Mad River Union
BAYSIDE – Boardmembers at Bayside Community Hall estimate that it will take three generations for the name “Bayside Grange” to fall out of common parlance after being used for 75 years.
It was Oct. 8, 1932 that Bayside Grange No. 500 was chartered, but not until December, 1941 that the current hall was built, with events like last Sunday’s Breakfast in Bayside starting up the following year. And it was in October, 2017 that the old Grange sign was taken down, completing the venue’s conversion into the rechristened Bayside Community Hall.
That change is the most visible, but behind the scenes, the venerable hall’s leadership has been systematically separating itself from the National Grange of the Order of Patrons of Husbandry and the California State Grange.
A successor organization not affiliated with the state or national Granges, named the California Guild, has been attracting local grange chapters disaffected with the politics and intrusiveness of the old groups. Threatened like many others with the seizure of its assets and property, the Bayside Grange has extricated itself from them and aligned itself with the more progressive Guild.
It’s not alone. Half of 10 Humboldt County Granges – those in Freshwater, Van Duzen, Redway and Fieldbrook, along with Bayside have made the break. So have 85 of California’s 160 Granges.
All were buoyed by a recent court ruling that affirmed the Guild-affiliated former Granges’ independence from the state and national organizations, and protecting their assets.
“Another organization can’t put mandates on us unless we sign a contract with them,” said Hall President Pete Oringer. “And we haven’t.”
The state and national organizations are “confining and not relevant,” said Hall Vice President Maggie Gainer. “They’re a distraction from my community.”
Dues collected by the former Grange were scooped up by the national organization, which used them to lobby for legislation closely aligned with Trump Administration policies on issues like healthcare, biotechnology and even Internet neutrality.
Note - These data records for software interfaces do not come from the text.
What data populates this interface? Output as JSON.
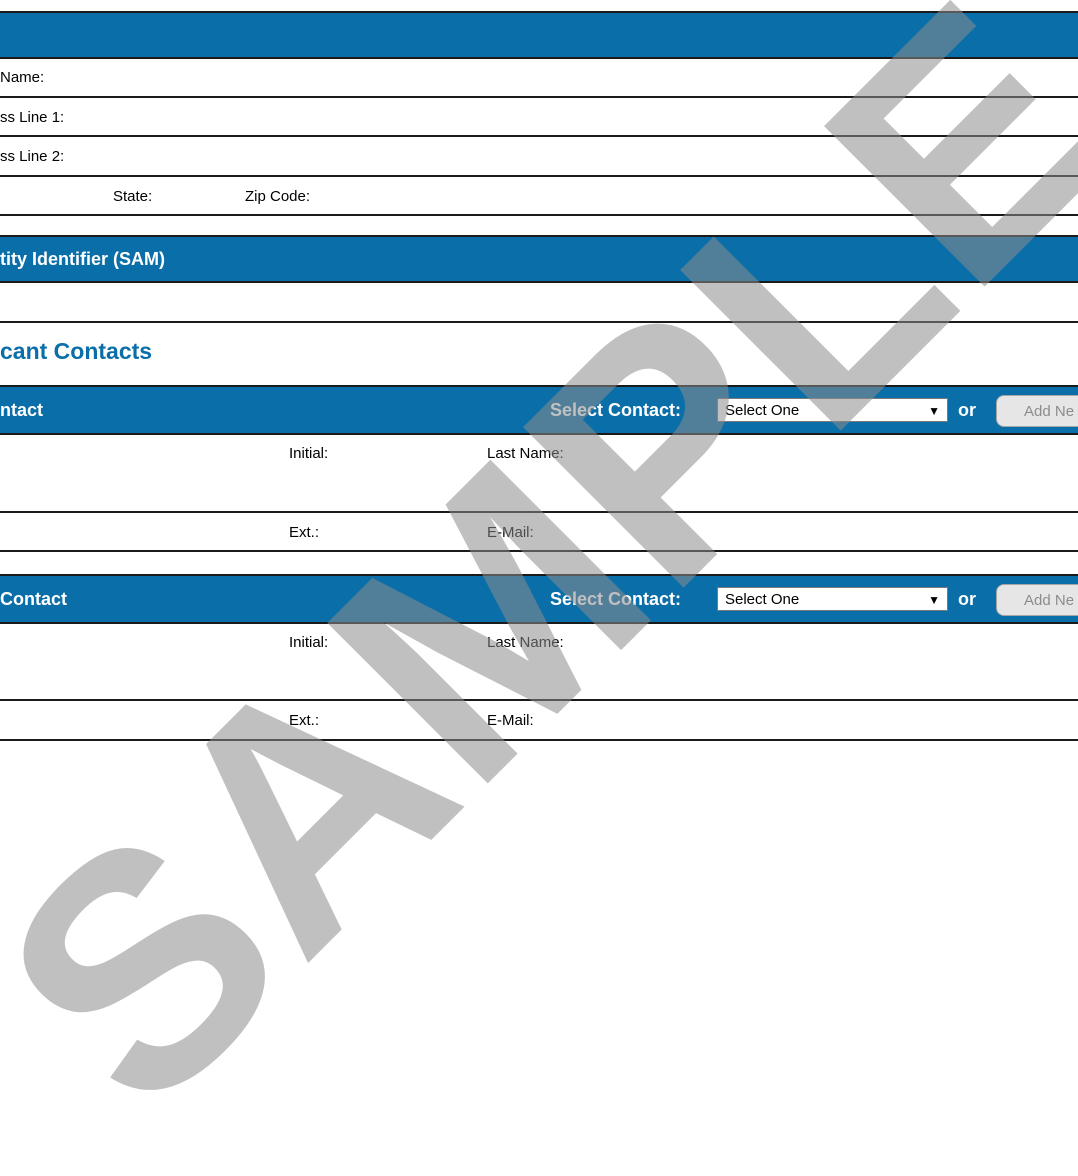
{
  "address_section": {
    "name_label": "Name:",
    "address_line1_label": "ss Line 1:",
    "address_line2_label": "ss Line 2:",
    "state_label": "State:",
    "zip_label": "Zip Code:"
  },
  "sam_section": {
    "title": "tity Identifier (SAM)"
  },
  "contacts_heading": "cant Contacts",
  "contacts": [
    {
      "title": "ntact",
      "select_label": "Select Contact:",
      "select_value": "Select One",
      "or_text": "or",
      "add_button": "Add Ne",
      "initial_label": "Initial:",
      "last_name_label": "Last Name:",
      "ext_label": "Ext.:",
      "email_label": "E-Mail:"
    },
    {
      "title": "Contact",
      "select_label": "Select Contact:",
      "select_value": "Select One",
      "or_text": "or",
      "add_button": "Add Ne",
      "initial_label": "Initial:",
      "last_name_label": "Last Name:",
      "ext_label": "Ext.:",
      "email_label": "E-Mail:"
    }
  ],
  "watermark": "SAMPLE",
  "icons": {
    "dropdown": "caret-down-icon"
  },
  "colors": {
    "header_band": "#0a6ea8",
    "heading_text": "#0a6ea8",
    "watermark": "#8c8c8c"
  }
}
“All the dues went out of the community for nonsense,” Gainer said.
She finds the new state Guild “more contemporary and more supportive.”
Her principal concern is reinvigorating the Hall as a center for the community.
It has a new Board of Directors (with one vacancy), and is rolling out its new name and fresh direction with multiple events continuing through December.
Gainer said she’d like people to hold their events there – weddings, life celebrations, art shows, dinners, dances and more.
She’d like people to share their historic photos of family and other events held there.
She’d also like to infuse the Hall with a younger and more diverse leadership.
“Innovation happens better, faster, easier and smoother with a diverse population,” Gainer said.
Find out more about the Bayside Community Hall, its events and opportunities to volunteer at baysidecommunityhall.org.